--- Aim of the task ---
Find all lines with the word "icon" in the material, then copy them.

--- Material provided ---
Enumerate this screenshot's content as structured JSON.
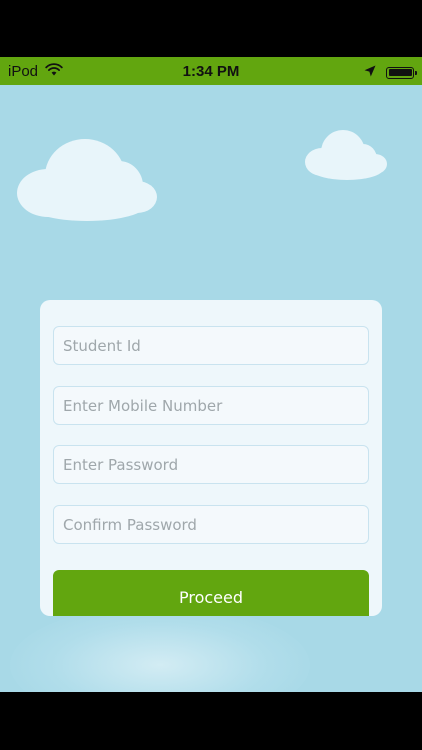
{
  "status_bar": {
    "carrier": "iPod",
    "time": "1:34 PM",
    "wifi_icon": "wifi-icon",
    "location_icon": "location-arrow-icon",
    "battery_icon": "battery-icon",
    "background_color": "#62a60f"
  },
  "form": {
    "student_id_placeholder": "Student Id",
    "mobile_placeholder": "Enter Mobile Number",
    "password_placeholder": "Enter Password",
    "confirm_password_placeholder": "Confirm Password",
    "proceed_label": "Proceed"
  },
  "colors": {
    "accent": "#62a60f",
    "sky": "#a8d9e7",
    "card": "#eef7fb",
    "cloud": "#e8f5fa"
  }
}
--
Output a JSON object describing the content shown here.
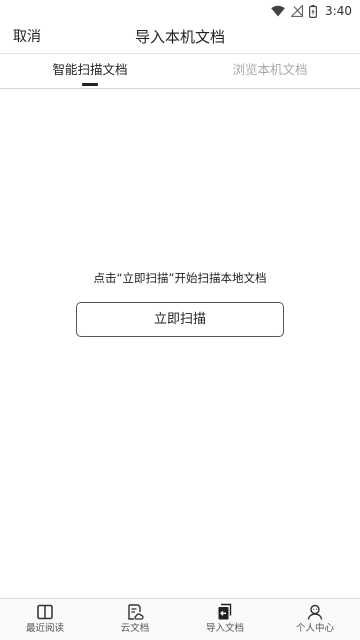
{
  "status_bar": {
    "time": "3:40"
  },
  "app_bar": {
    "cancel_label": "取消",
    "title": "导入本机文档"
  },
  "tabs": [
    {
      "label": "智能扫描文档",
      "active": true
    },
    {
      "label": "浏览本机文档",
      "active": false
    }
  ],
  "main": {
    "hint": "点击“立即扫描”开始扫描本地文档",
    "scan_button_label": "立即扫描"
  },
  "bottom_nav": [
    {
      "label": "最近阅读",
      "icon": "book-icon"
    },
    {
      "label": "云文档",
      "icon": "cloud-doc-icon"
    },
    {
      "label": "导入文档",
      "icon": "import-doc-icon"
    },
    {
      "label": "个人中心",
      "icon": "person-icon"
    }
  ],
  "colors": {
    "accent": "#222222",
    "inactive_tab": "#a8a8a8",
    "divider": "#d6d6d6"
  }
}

--- Written response ---
    "wifi_icon": "wifi-icon",
    "location_icon": "location-arrow-icon",
    "battery_icon": "battery-icon",
      "icon": "book-icon"
      "icon": "cloud-doc-icon"
      "icon": "import-doc-icon"
      "icon": "person-icon"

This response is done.